  • Epilepsy: Characterized by frequent seizures, epilepsy is a condition that affects the electrical currents to your dog's brain. Signs of seizures include collapsing, full-body convulsions, and foaming at the mouth. If your dog has any of these symptoms, contact your vet for treatment immediately.

Diet and Nutrition

Your dog's diet depends largely on its size, weight, activity levels, and metabolism, but generally, you can expect to feed your Barbet 1.5 to 2 cups of high-quality, high-protein dog food each day. If you're not sure how much to feed your Barbet, your veterinarian can help develop a meal plan that works for your dog.

Remember: All breeds are susceptible to canine obesity if overfed and under-exercised. Obesity can lead to serious health complications like heart disease, diabetes, and joint problems, so it's important to make sure your dog is eating a healthy, balanced diet.

Pros

  • Loving and loyal to family members

  • Does well in homes with other pets

  • Doesn't shed excessively

Cons

  • High energy with high exercise requirements

  • Not suitable for apartment living

  • Requires daily grooming

Where to Adopt or Buy a Barbet

Because Barbets are relatively rare, it's unlikely that you'll find one at your local shelter.

If you choose to purchase a Barbet from a breeder, do your research to ensure you're working with a reputable, ethical breeder. If possible, visit the breeder's home or breeding facility, so you can see where their dogs are kept, whether or not they're healthy, and the cleanliness and safety of the location. Be on the lookout for signs of a "backyard breeding" situation, like unhealthy animals, crowded facilities, or discounted puppies.

Don't be afraid to ask questions—reputable breeders want what's best for their dogs, and should willingly answer any questions or concerns you may have.

More Dog Breeds and Further Research

It's important to do your research and make sure you can manage a Barbet's grooming, exercise, and training needs before bringing one home. Because they're somewhat high maintenance dogs, a Barbet isn't recommended for first-time dog owners, families with extremely busy schedules, or inactive families.

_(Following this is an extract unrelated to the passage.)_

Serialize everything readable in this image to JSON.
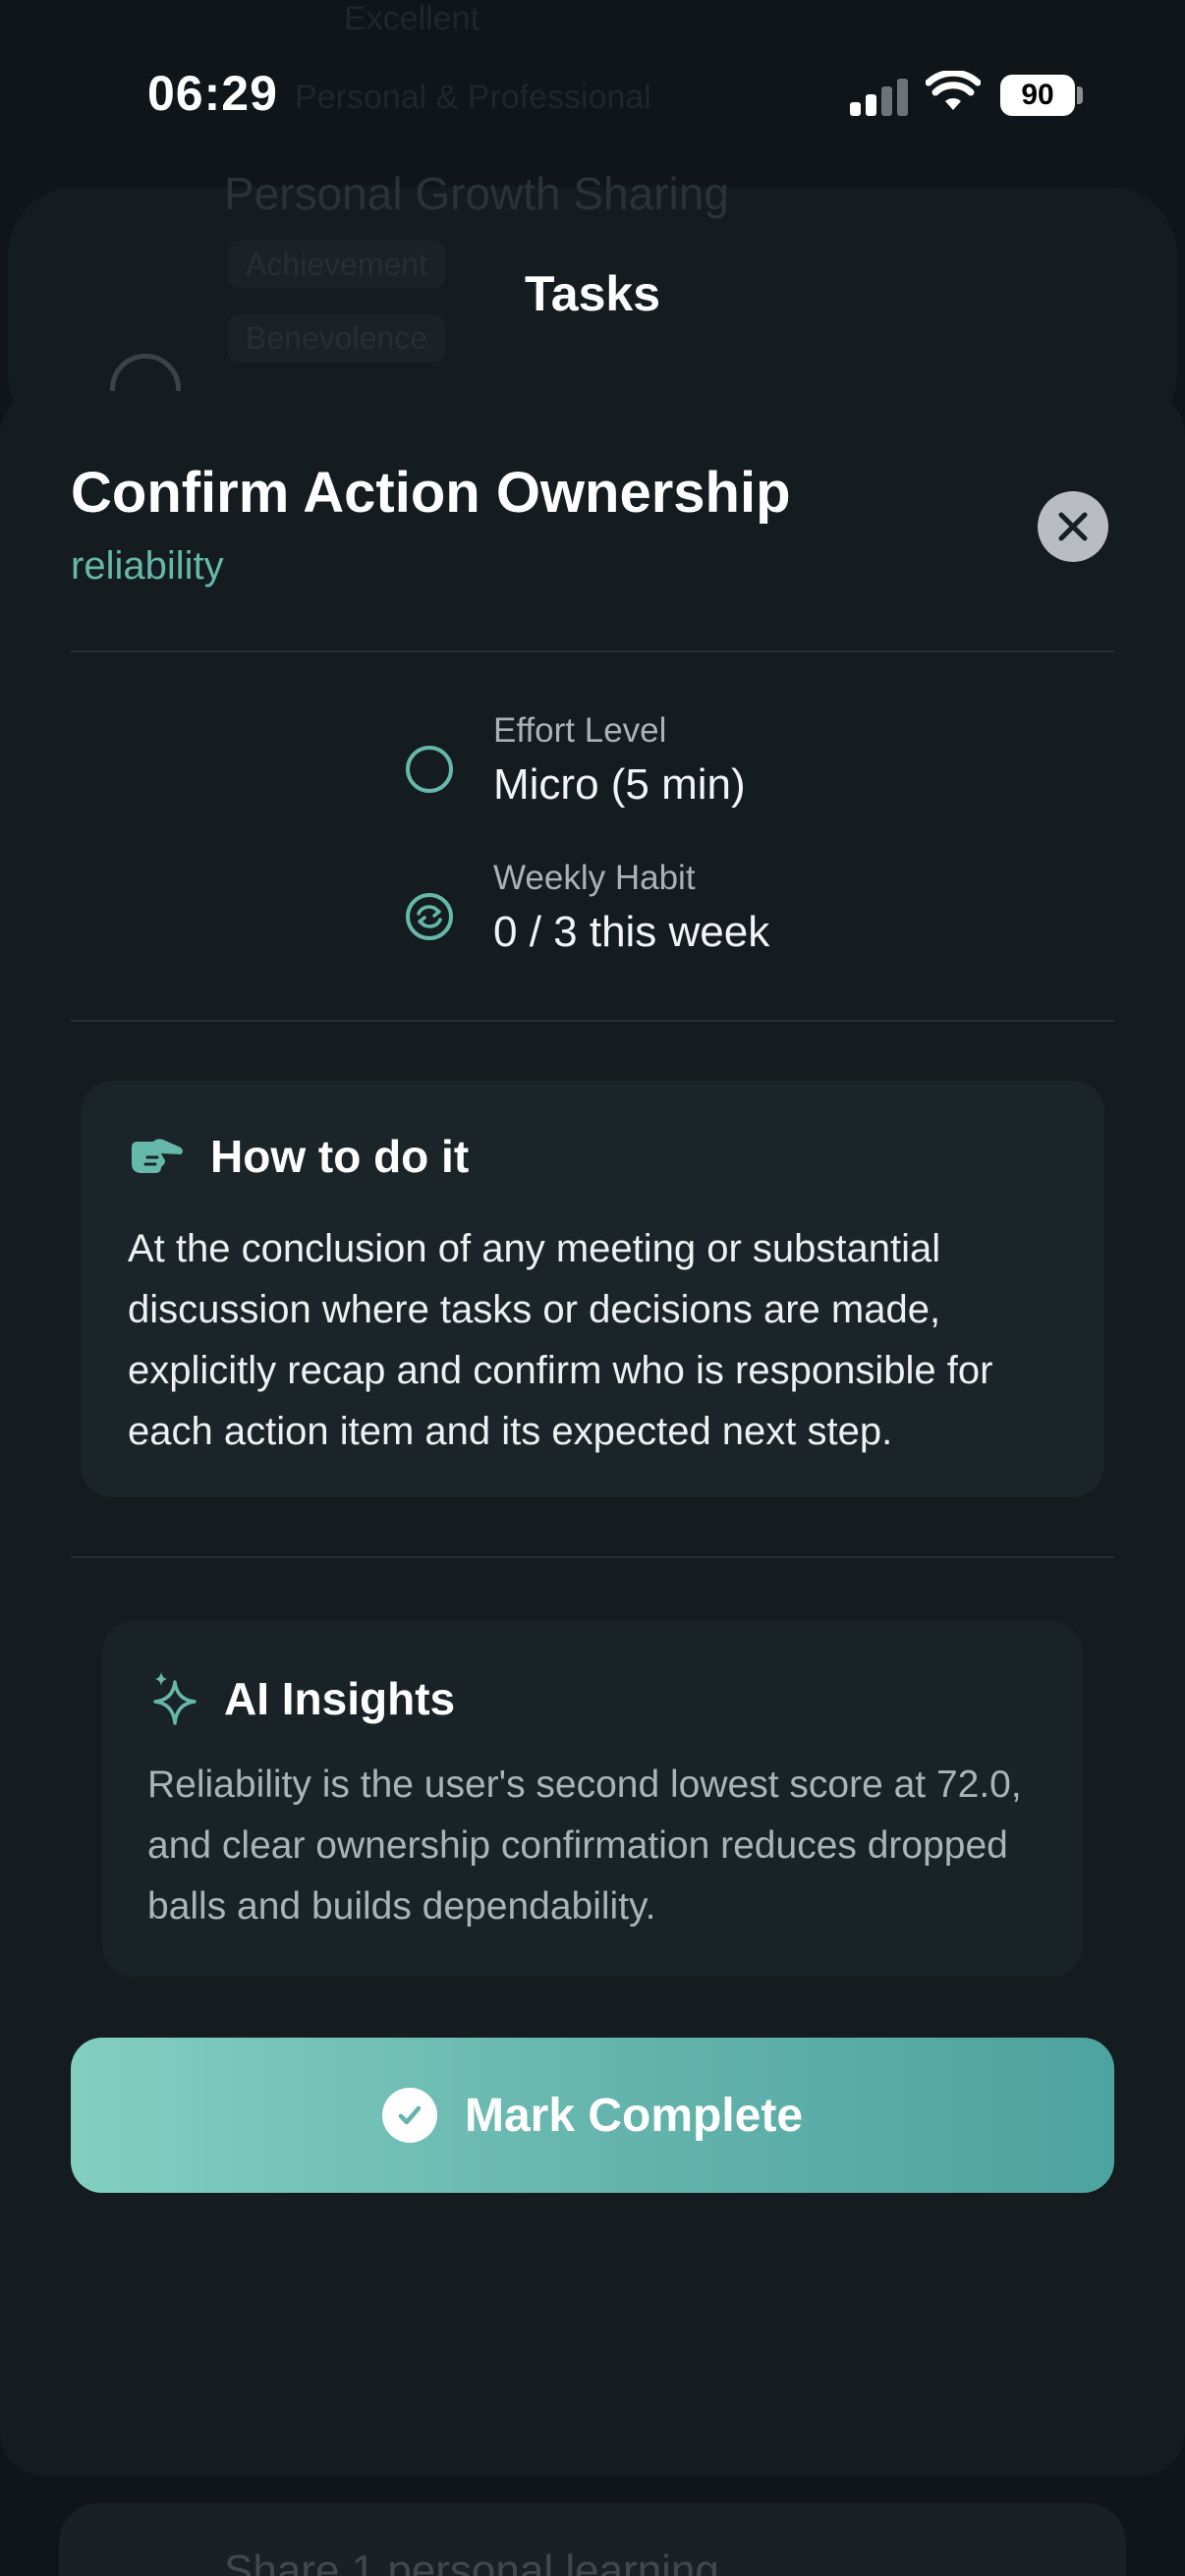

If you're interested in dogs similar to the Barbet, be sure to check out: